Westlund said he would not join either of the major parties, but would make a gubernatorial endorsement at a later date.

A cancer survivor, Westlund said his health was good, and not a factor in his decision, which he arrived at several days ago after conversations with family members. He denied getting pressure from the Kulongoski camp to drop out of the race.

A political fixture in Central Oregon, Westlund dropped out of the Republican Party earlier this year, and announced that he'd make a run for the governor's seat.

As an independent, he had to collect 18,368 signatures from voters who had not cast a ballot for partisan races in the May primary election. Early checks of the signatures from his home county of Deschutes suggested that he would make the ballot, and Westlund said Thursday that he was confident that he had enough signatures.

Polls showed Westlund pulling between 5 and 14 percent, but his statewide name recognition remained stubbornly low, even after months on the campaign trail. Though he's a former Republican from a Republican-leaning part of the state, most political observers guessed that Westlund would take votes from the Democratic governor, especially after he staked out left-leaning stands on universal health care, civil unions and land-use planning.

"I don't think that Ben was in the race to get one candidate or the other elected," said Rebekah Kassell, the communications director for Basic Rights Oregon, the state's largest gay rights group, which has endorsed Kulongoski.
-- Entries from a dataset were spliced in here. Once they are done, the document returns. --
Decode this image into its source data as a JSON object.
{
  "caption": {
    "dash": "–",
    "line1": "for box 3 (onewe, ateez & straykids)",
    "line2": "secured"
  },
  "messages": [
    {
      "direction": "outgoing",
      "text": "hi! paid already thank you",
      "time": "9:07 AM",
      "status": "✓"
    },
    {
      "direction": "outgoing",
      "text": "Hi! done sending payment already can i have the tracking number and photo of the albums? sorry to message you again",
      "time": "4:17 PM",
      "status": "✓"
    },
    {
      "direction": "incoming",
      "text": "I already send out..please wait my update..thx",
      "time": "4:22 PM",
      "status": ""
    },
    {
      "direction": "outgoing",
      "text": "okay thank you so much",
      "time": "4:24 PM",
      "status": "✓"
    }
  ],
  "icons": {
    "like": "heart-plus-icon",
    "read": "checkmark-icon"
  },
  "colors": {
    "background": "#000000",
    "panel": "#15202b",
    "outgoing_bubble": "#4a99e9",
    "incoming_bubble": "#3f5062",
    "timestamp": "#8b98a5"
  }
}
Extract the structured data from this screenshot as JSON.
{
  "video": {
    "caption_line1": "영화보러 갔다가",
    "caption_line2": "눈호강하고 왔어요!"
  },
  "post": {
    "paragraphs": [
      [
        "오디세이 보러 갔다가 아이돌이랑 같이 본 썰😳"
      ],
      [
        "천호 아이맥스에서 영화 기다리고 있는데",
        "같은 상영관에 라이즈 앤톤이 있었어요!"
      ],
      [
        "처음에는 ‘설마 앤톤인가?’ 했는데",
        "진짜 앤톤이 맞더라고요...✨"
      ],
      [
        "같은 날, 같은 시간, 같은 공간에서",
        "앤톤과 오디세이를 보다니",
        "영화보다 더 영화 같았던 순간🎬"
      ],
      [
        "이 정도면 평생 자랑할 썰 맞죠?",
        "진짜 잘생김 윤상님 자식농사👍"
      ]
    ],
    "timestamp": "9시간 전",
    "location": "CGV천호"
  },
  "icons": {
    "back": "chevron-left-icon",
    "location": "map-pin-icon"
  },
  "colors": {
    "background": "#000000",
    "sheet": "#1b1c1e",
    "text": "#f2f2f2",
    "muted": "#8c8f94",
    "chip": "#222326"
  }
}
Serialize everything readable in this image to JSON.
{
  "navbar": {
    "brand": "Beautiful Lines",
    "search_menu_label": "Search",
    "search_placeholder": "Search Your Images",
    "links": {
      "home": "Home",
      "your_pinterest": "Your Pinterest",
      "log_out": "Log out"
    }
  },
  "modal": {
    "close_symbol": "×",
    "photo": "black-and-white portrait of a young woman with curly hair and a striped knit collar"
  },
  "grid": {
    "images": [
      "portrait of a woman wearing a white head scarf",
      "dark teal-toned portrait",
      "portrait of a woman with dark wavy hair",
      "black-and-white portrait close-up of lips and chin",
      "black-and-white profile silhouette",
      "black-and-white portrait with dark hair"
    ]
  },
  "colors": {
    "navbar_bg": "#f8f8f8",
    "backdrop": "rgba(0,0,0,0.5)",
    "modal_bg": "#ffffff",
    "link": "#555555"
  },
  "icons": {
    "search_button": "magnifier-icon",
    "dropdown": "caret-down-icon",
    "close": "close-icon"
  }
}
"I suspect that they knew that it would be a very difficult race, and that if there was no opportunity to come out on top, as someone who cares about the state, I am sure he would want to make sure that the candidate who best serves the state could get elected," she said.

Kulongoski, in a statement released immediately after Westlund's press conference, said he "appreciated on a personal level that this decision was a difficult one to make. I am confident that Ben made the decision based on how he can best contribute in shaping Oregon's future."

Between the two leading candidates, it was the Kulongoski campaign that seemed more preoccupied with Westlund's candidacy, with the governor taking a shot at him the day after winning the Democratic primary.

Saxton used Westlund's decision to jab at the governor, saying Westlund's candidacy demonstrated that "change is needed in Oregon's leadership."

In a statement, Saxton also said he "appreciated the commitment Ben has shown to educating Oregonians about the need for change, the need for leaders who are willing to work in a bipartisan fashion and the need for a new governor."

Though he is personally wealthy, Westlund, a former bull-semen salesman, had trouble competing for money with Kulongoski and Saxton, both of whom are expected to raise upward of $5 million. In his last statement filed with the Oregon Secretary of State's office, Westlund reported having just under $300,000 on hand.

"You would want to have the funds to mount a credible campaign, and without a party behind you, that is definitely a barrier," said Westlund's campaign manager, Stacey Dycus.

Westlund, who turns 57 in September, has been in the Legislature for a decade. He was elected to the House in 1996 and served four terms, before being appointed to a vacant Senate seat in August 2003. His Senate term ends in January 2009.

Westlund's departure doesn't mean that the Oregon governor's race is free of potential spoiler candidates. Constitution Party candidate Mary Starrett, a strong anti-abortion advocate, could attract some Republican voters, while some Democrats may lean toward Green Party candidate Joe Keating. Libertarian Richard Morley is also in the race.

Mike Riley, a Portland pollster, said Westlund would have had an uphill battle in the gubernatorial race.

"The segment he commands is so narrow, it is tough to build a constituency," Riley said. "Pundits said he drew more from Democrats than Republicans, but I think he drew some of each -- his geographic pull was probably not insignificant."